On Nov. 3, 2010, the Centers for Medicare and Medicaid Services (CMS) issued a final rule to implement changes to the Medicare Physician Fee Schedule and other Medicare Part B payment policies for services furnished on or after Jan. 1, 2011. In addition, the final rule addresses, implements, and discusses certain provisions of the Affordable Care Act of 2010.
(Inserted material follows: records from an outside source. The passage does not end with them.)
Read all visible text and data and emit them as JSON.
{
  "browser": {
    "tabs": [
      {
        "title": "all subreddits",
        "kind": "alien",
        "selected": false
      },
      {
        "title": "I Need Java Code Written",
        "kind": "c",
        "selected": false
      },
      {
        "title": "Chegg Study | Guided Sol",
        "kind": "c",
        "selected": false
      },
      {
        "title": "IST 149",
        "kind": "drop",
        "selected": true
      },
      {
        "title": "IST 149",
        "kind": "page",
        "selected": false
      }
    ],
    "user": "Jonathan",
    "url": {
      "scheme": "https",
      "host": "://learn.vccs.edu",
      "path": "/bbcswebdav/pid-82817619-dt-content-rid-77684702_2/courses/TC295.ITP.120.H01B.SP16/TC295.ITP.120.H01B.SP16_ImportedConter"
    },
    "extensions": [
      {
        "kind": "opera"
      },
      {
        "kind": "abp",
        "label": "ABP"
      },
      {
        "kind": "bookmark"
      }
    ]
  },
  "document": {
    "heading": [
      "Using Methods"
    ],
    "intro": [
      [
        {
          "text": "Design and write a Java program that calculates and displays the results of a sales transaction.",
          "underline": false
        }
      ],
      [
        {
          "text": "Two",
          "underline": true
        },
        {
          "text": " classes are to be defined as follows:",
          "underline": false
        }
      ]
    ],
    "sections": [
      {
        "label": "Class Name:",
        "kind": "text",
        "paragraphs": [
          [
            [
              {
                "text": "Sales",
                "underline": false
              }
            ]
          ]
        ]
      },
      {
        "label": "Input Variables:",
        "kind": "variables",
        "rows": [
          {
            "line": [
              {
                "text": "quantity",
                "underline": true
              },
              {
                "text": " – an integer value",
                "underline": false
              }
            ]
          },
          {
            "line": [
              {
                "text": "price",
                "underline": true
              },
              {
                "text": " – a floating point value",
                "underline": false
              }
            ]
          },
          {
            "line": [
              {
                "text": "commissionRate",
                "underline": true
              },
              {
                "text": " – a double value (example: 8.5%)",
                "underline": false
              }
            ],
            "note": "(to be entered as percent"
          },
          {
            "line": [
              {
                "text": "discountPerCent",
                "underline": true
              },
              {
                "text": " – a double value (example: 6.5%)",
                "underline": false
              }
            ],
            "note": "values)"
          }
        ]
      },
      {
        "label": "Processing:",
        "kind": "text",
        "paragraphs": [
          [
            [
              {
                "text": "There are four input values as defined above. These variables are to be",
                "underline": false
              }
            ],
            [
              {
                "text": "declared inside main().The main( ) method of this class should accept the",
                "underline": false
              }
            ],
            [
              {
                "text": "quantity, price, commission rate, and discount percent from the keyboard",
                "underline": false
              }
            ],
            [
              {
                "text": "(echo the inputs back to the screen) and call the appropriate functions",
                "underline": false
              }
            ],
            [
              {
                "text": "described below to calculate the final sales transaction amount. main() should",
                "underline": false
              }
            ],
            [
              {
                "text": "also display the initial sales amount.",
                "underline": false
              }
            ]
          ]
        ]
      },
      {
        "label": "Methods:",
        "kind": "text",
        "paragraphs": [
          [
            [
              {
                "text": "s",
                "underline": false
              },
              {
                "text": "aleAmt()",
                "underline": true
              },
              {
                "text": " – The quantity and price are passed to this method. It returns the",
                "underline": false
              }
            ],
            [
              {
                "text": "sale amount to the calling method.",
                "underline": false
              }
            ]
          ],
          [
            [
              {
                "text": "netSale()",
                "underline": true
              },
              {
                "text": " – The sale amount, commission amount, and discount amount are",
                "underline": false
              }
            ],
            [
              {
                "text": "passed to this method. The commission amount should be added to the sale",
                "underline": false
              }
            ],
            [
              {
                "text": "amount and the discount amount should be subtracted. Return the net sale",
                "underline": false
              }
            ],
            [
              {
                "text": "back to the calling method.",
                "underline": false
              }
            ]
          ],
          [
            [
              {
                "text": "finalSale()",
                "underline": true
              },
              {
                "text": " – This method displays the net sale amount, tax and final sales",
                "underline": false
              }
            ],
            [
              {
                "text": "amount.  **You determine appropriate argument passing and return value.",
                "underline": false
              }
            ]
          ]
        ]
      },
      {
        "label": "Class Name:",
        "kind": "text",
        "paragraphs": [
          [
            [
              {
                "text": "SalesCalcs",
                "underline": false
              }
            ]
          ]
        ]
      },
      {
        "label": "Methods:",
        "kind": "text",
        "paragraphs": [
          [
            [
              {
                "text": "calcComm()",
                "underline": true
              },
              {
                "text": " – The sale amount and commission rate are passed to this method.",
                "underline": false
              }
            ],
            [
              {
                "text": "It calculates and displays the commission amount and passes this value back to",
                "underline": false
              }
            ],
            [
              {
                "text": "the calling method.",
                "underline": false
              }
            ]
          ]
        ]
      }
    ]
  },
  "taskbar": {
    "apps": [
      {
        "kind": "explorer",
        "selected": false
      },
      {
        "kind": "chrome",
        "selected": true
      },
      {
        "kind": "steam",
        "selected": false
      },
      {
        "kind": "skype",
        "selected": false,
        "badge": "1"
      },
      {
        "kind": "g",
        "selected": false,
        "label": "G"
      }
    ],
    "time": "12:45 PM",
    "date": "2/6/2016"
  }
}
The final rule also provides that CMS will not make payment for amounts of drugs and biologicals in excess of the amount reflected on the product’s FDA-approved label. The final rule provides a regulatory update to address the issue of “intentional overfill.” As of Jan. 1, 2011, 42 C.F.R. part 414 Subpart J – Average Sales Price as the Basis for Payment will be revised to provide that “(i) Medicare ASP payment limits are based on the amount of product in the vial or container as reflected on the FDA-approved label” and “payment for amounts of free product, or product in excess of the amount reflected on the FDA approved label, will not be made under Medicare” and “no payment is made for amounts of product in excess of that reflected on the FDA-approved label.”
Overfill is the contents of a vial or syringe that goes above and beyond the volume stated on the FDA-approved label. For example, a single-dose vial of a drug may contemplate that a 1.0 ml injection will be administered to a patient. However, the actual volume in the vial often exceeds 1.0 ml. This excess is known as “overfill.” Overfill is designed to account for variability in the manufacturing process and in the administration of the dose. A manufacturer must disclose its target overfill for a drug when submitting its Biological License Application to the FDA.
Providers commonly make use of overfill to varying degrees. Historically, many providers have understood that CMS and other payors condone these practices, so long as the drug provided to a patient is reasonable and necessary, and that the provider is complying with all applicable CMS survey guidance. CMS has taken the position in the final rule that overfill is included without charge to the provider, and thus is not reimbursable by Medicare.
In related news, recent survey data from the Kidney Care Council revealed that approximately 98% of dialysis providers have opted into the new dialysis bundled payment system effective as of 2011. Industry experts cite the likely impact of CMS’ Final Rule as a factor in some dialysis facilities opting into the new payment system.